Global food supply is not even. Some places produce more food than others.
There are many reasons why some countries produce more food than others:
Climate – global warming is increasing temperatures by around 0.2°C every 10 years. Rainfall is increasing in some places, but decreasing in others. Higher temperatures and unreliable rainfall make farming difficult, especially for those farming marginal lands, who already struggle to survive. Even developed countries can be affected by drought. Countries such as Russia and Australia are huge exporters of wheat and barley respectively. When they suffer drought there is less food available globally and global food prices increase, leaving the poor most vulnerable.
Technology – improvements in technology have increased the amount of food available. Technology can overcome temperature, water and nutrient deficiencies in the form of greenhouses, irrigation and fertilisers. High income countries (HICs) import food from across the globe, all year round. However, the growth of the biofuel market is taking up valuable farmland.
Pests and disease – pesticides have increased crop yields. Farmers in wealthier countries can afford pesticides, whereas most farmers in poorer countries cannot afford them.
Water stress – irrigation systems provide water for countries with unreliable or low rainfall. Irrigation can double crop yields, but it is expensive to put these systems in place. Water can be taken either from underground aquifers or directly from rivers. Both have environmental consequences.
Conflict – war forces farmers to flee their land or to fight in conflict. Food can be used as a weapon, with enemies cutting off food supplies in order to gain ground. Crops can also be destroyed during fighting. Food shortages have caused riots and conflict, eg the Darfur region has faced conflict for many years because of disagreements over land and grazing rights.
Poverty – when people have less money, they cannot afford food and they become unable to work. Families in developing countries spend much of their income on food.
Impacts of food insecurity
Food security is when the entire population of a country has access to enough safe and nutritious food to maintain an active life. The opposite is food insecurity which is a problem for lots of different countries. Countries that do not have enough food to feed everyone usually have other associated issues to overcome. Some impacts of food insecurity include:
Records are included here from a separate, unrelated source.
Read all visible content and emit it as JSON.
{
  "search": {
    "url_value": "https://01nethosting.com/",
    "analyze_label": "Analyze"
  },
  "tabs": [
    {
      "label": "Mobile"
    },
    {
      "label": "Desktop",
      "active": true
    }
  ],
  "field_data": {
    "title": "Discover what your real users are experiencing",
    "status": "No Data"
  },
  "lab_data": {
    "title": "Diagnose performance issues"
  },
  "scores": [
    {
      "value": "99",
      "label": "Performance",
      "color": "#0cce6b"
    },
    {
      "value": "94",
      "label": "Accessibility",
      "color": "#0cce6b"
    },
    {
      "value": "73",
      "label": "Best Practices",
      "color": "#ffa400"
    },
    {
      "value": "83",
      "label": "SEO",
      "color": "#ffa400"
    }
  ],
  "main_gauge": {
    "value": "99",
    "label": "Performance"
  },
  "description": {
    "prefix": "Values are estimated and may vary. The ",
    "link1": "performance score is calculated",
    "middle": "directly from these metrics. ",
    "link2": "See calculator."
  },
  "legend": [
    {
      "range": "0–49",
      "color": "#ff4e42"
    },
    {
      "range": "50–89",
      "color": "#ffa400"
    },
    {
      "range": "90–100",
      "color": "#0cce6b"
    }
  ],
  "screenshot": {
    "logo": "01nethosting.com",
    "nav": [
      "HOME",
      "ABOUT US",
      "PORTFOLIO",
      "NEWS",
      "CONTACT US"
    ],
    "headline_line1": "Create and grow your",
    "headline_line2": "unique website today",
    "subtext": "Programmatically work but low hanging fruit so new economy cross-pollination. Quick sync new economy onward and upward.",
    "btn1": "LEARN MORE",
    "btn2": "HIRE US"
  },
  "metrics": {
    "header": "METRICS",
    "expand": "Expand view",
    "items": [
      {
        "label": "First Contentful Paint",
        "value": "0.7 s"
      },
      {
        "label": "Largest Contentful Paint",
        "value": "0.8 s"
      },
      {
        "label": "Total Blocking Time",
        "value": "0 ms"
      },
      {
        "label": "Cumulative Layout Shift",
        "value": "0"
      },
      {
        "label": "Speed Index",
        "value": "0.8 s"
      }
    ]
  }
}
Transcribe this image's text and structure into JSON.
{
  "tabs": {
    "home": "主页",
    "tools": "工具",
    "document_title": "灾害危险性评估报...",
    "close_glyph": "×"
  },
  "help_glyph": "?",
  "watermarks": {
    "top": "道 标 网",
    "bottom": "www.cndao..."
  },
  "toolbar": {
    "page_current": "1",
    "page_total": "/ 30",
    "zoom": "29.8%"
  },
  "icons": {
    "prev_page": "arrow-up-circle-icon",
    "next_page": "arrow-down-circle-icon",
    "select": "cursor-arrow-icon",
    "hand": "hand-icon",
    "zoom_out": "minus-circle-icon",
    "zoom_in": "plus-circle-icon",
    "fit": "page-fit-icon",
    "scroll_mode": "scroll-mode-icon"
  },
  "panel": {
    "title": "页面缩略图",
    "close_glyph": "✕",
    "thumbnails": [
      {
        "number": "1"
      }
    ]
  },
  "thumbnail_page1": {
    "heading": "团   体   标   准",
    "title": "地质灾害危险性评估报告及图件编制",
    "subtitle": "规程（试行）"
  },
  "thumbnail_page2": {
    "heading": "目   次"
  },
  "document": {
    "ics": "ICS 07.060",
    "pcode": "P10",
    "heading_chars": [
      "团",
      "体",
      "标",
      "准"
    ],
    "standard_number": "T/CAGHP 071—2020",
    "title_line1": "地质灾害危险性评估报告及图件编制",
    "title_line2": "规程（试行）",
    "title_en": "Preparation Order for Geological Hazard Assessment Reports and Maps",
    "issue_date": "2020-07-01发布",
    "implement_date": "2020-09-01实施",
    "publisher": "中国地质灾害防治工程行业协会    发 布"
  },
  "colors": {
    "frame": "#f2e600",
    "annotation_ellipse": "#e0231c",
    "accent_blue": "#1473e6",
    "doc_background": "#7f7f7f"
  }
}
Famine – the World Food Programme recognises three types of hunger. Undernutrition is when people do not consume enough calories. Globally, 805 million people are undernourished. Malnutrition is when people do not eat enough of the right kind foods to keep them healthy. The third type of hunger is wasting. This is the most serious type of hunger as it can go on for a long time. Hunger can eventually lead to mass starvation or famine.
Soil erosion - the removal of soil occurs more rapidly in areas that are very dry. Food insecurity can lead to soil erosion as farmers try to get more out of their land. Deforestation, overgrazing and over-cultivation expose the soil and make it vulnerable to erosion.
Rising prices – when there is less food available, the prices of food increase. Global food prices increased between 2000 and 2015. Poorer countries are more vulnerable to increasing food prices.
Social unrest – everyone needs to eat and so when food supplies are low people have to fight for their survival. Riots in Algeria in 2011 were sparked by high food prices. The prices of cooking oil, sugar and flour doubled within the space of a few months.
Riots in Algeria were sparked by high food prices.